## WHAT THE TASK ASKS
Show all lines of the entries in which the word "logo" is found.

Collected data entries
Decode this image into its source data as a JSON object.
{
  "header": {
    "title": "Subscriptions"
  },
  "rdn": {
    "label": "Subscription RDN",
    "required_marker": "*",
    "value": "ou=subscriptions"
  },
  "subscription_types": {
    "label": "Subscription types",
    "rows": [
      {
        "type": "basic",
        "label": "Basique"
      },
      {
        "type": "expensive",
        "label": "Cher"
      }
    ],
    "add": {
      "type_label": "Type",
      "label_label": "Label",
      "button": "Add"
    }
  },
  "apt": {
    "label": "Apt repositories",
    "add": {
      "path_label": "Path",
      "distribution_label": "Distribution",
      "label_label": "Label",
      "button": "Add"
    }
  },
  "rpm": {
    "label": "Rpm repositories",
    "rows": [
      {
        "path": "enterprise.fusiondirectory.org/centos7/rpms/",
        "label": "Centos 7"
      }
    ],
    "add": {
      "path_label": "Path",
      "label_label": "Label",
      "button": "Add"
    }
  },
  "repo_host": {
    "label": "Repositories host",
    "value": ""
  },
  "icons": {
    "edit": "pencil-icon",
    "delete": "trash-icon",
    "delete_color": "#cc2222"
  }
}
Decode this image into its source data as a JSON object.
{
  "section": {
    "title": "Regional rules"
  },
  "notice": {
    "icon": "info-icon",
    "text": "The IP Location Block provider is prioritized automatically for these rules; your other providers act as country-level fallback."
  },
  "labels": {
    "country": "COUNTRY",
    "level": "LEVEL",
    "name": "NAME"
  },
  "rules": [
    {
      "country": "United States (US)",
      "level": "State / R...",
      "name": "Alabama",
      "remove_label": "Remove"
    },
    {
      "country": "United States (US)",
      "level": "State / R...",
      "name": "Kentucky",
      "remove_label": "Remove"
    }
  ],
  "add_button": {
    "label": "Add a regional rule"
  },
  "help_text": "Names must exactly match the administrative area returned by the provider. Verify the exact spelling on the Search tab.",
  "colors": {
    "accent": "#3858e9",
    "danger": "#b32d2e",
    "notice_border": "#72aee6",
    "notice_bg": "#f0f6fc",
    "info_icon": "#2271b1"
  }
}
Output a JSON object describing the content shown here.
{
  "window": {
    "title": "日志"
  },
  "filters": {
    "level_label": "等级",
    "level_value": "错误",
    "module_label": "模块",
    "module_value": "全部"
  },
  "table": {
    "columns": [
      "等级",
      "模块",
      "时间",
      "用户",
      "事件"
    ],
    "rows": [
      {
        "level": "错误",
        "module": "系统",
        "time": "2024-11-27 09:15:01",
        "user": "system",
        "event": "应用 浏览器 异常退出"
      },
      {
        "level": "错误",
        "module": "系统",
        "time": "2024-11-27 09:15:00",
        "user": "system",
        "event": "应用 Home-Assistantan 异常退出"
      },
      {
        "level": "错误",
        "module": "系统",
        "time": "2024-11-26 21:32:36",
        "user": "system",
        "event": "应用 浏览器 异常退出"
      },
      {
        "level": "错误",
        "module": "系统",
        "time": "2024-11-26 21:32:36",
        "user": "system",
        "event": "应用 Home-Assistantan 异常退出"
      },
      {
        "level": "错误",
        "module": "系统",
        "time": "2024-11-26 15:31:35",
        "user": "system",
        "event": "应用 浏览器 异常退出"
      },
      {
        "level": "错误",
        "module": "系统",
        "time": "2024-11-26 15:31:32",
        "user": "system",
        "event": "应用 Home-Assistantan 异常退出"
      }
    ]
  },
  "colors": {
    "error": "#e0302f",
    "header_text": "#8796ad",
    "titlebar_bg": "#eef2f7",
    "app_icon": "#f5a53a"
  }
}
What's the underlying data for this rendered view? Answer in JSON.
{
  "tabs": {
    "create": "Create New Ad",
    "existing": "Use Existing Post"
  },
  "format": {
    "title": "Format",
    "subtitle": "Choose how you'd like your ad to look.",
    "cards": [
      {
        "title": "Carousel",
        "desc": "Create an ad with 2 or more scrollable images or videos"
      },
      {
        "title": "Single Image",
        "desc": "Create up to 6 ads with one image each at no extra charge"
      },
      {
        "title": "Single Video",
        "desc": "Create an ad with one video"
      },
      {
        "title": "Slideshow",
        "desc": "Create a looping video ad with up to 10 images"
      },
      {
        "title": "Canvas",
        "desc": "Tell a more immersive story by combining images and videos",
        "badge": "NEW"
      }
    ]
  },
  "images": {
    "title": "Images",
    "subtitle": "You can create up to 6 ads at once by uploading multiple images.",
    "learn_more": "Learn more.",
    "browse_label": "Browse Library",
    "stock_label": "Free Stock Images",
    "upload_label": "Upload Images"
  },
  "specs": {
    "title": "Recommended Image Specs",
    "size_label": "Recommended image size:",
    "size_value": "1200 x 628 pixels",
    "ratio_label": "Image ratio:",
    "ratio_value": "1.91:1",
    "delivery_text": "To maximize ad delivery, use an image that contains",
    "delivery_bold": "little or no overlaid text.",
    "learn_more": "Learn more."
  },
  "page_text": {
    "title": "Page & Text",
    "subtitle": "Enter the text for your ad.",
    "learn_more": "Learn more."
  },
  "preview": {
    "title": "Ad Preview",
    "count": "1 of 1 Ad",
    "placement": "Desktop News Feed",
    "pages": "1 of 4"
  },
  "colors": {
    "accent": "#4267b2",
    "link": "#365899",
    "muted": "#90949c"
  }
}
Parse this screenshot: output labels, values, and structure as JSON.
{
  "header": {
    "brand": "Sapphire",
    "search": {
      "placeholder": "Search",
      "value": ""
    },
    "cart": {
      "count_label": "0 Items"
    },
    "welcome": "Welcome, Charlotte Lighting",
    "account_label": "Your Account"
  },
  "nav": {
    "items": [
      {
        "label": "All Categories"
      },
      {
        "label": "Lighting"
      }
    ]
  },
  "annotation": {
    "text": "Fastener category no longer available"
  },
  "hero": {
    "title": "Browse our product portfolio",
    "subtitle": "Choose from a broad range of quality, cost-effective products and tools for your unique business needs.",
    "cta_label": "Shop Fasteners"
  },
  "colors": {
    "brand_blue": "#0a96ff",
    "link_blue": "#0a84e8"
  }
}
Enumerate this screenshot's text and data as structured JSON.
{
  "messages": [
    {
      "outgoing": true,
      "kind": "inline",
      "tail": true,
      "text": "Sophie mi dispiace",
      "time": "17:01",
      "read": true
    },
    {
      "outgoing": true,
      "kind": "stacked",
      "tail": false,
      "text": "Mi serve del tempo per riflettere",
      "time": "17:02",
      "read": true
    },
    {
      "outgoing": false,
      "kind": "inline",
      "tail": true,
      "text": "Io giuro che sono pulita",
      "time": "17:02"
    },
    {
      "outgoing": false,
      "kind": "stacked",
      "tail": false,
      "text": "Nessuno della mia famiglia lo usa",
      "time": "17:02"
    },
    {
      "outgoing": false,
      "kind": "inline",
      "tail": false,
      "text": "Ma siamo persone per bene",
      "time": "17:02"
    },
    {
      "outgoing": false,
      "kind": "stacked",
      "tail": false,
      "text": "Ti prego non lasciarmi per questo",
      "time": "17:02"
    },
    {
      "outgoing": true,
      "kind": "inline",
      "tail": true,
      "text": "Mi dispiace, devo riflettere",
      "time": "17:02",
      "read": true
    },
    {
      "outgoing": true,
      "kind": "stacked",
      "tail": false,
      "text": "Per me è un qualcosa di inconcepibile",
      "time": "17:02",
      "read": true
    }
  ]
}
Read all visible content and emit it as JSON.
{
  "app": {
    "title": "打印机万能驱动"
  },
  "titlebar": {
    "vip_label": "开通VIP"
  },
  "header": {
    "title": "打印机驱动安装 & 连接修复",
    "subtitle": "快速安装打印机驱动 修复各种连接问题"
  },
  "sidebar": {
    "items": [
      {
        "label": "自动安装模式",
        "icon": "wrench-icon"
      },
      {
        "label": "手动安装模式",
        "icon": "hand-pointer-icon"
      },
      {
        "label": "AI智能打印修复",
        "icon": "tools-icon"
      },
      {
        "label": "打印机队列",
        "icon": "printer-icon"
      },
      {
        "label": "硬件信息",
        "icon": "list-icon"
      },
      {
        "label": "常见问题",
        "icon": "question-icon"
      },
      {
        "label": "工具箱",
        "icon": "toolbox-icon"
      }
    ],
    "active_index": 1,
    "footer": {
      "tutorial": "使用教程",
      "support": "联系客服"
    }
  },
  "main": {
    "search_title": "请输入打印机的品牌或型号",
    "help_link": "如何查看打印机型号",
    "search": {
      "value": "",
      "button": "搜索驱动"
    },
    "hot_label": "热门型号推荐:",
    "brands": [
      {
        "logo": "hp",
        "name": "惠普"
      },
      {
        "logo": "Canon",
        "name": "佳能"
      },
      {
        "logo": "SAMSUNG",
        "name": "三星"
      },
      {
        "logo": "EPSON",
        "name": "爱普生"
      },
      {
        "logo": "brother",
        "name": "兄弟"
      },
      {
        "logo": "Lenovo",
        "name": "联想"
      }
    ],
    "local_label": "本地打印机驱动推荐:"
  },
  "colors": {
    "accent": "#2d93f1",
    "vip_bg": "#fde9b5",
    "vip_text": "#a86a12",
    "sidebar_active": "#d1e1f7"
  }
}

## RESPONSE BOX
        "logo": "hp",
        "logo": "Canon",
        "logo": "SAMSUNG",
        "logo": "EPSON",
        "logo": "brother",
        "logo": "Lenovo",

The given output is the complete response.